March 13, 2013. A report by the National Employment Law Project and the Fiscal Policy Institute shows the dangers of watering down the $9.00 plus indexing minimum wage proposal, which has the backing of most New Yorkers and majorities in both the Senate and the Assembly. The report details the greater benefits for workers and the state economy from an increase to $9.00 an hour with indexing compared to the proposal for an $8.75 an hour increase without indexing:
- $9.00 plus indexing would boost the state’s economy by $1.2 billion in the first year. A weaker deal such as $8.75 without indexing would generate $840 million in new economic activity, $360 million less, by contrast.

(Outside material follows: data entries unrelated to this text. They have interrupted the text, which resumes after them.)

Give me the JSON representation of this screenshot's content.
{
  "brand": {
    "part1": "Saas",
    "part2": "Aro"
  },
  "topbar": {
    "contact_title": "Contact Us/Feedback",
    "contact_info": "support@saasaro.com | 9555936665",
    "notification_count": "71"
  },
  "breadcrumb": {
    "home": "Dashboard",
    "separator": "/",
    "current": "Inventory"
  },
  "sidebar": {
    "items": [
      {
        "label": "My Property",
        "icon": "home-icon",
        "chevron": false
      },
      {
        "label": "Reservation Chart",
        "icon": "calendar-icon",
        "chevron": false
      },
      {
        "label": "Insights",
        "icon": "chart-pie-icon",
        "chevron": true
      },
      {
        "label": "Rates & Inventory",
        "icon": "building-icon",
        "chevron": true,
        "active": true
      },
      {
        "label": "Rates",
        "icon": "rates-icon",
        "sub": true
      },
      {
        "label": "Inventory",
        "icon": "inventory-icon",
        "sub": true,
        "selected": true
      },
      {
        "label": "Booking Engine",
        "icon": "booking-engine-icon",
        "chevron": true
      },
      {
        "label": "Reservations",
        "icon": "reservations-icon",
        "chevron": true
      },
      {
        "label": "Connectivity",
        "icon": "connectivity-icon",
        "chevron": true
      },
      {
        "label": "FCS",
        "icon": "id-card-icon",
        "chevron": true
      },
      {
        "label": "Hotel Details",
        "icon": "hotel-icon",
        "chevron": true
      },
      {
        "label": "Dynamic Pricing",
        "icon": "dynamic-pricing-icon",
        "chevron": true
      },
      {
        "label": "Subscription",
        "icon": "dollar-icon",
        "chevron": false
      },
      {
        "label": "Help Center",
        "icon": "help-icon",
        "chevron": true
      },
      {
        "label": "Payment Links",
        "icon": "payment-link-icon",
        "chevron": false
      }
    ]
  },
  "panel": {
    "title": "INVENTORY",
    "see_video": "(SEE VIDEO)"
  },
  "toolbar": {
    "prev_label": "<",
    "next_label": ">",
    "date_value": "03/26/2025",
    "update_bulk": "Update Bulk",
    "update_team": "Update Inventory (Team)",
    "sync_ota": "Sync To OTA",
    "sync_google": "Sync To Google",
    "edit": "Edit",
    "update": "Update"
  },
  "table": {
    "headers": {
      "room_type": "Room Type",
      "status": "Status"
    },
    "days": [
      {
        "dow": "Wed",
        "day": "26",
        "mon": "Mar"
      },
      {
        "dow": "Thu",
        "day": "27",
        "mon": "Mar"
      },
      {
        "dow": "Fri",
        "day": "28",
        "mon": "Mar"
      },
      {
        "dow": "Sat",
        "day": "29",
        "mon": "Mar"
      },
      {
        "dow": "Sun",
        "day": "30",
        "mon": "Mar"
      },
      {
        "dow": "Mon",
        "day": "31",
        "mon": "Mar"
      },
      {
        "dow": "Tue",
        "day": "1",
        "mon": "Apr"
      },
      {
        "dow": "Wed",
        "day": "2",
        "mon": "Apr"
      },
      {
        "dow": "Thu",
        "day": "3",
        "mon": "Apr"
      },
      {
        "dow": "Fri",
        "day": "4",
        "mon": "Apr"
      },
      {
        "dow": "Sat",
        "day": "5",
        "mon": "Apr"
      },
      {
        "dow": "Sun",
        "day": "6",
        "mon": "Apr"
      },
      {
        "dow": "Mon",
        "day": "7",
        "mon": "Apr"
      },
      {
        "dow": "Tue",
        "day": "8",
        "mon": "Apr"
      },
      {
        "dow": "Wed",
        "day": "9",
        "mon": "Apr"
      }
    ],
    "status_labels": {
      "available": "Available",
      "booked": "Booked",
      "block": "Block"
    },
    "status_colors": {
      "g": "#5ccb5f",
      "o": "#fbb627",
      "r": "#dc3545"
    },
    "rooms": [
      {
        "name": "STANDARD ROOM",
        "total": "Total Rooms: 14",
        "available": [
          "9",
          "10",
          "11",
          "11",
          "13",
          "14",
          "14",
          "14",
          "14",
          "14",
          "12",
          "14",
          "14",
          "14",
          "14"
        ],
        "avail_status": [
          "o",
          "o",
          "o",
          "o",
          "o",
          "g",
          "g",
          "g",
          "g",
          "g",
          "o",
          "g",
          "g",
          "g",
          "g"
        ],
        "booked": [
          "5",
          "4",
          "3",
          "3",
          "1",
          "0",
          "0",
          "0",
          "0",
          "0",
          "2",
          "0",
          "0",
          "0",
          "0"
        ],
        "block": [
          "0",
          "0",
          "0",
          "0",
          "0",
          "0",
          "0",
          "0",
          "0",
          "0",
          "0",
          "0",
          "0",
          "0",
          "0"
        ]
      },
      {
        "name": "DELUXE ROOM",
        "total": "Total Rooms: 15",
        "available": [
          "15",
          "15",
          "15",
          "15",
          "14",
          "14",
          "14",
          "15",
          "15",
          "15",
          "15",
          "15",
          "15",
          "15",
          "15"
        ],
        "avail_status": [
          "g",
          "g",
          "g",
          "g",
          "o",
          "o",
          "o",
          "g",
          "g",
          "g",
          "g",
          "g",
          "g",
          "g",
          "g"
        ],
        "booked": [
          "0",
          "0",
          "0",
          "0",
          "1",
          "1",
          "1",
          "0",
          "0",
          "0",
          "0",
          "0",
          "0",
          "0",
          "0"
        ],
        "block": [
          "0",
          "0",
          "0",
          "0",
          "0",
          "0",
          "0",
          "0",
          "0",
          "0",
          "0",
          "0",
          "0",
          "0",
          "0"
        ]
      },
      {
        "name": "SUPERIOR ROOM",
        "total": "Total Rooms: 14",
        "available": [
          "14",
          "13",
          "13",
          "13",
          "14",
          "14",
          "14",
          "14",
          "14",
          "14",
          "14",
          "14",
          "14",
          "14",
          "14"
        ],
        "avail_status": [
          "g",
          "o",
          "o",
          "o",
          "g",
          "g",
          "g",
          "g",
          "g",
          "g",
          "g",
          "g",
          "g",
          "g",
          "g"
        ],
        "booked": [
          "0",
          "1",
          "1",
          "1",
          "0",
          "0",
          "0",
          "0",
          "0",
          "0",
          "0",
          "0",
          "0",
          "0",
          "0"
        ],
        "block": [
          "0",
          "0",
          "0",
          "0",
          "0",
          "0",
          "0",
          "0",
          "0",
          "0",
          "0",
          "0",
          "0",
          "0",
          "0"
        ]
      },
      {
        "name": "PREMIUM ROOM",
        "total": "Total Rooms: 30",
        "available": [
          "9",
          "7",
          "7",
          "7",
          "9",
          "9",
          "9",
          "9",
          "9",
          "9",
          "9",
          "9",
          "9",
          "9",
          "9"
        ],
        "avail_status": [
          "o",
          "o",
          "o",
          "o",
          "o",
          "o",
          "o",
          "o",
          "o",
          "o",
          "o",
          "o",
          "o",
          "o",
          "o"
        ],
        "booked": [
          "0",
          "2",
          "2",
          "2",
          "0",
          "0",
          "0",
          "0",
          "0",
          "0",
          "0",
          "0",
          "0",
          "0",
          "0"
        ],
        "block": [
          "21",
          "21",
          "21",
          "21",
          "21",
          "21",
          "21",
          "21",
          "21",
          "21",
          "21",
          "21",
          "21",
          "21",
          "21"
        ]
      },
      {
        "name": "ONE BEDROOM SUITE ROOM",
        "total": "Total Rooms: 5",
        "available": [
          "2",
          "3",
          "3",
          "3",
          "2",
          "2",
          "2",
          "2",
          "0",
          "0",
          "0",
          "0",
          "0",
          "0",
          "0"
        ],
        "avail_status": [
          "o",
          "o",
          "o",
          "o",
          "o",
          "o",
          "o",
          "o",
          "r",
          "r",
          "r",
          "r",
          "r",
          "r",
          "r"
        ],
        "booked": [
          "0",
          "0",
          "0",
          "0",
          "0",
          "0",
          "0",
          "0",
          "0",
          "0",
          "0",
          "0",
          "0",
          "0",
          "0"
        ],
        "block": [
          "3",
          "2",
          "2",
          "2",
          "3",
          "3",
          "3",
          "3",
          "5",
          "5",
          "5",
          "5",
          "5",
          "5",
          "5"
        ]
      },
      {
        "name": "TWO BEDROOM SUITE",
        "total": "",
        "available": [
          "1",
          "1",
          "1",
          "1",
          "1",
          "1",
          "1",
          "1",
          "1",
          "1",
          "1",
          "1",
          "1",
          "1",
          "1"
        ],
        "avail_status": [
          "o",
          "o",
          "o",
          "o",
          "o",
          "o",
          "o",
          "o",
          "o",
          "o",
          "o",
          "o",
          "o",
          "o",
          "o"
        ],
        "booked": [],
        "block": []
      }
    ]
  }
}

- Plus, indexing the minimum each year for the change in the cost of living would also mean an added boost in spending each future year as compared to the $8.75 proposal without indexing.
- $9.00 plus indexing would support the creation of 10,200 full-time jobs, and more in subsequent years. $8.75 without indexing would generate just 7,300 jobs — 2,900 fewer jobs in the first year.
- A full-time minimum wage worker would earn $520 less in 2014, $936 less in 2015, $1,352 less in 2016, and approximately an additional $400 less each successive year under a weaker deal such as $8.75 without indexing, than under $9.00 with indexing.
- An estimated 1.7 million low-paid workers – more than one out of every five New Yorkers – would receive a pay raise if the minimum wage is raised to $9.00 and then indexed.
- $9.00 plus indexing is a smaller increase (24%) than New York’s last minimum wage boost approved in 2004 (39%). An increase today comparable to that achieved by Assembly Speaker Sheldon Silver and Senate President Joe Bruno in 2004 would entail raising New York’s minimum wage to $10.10 per hour.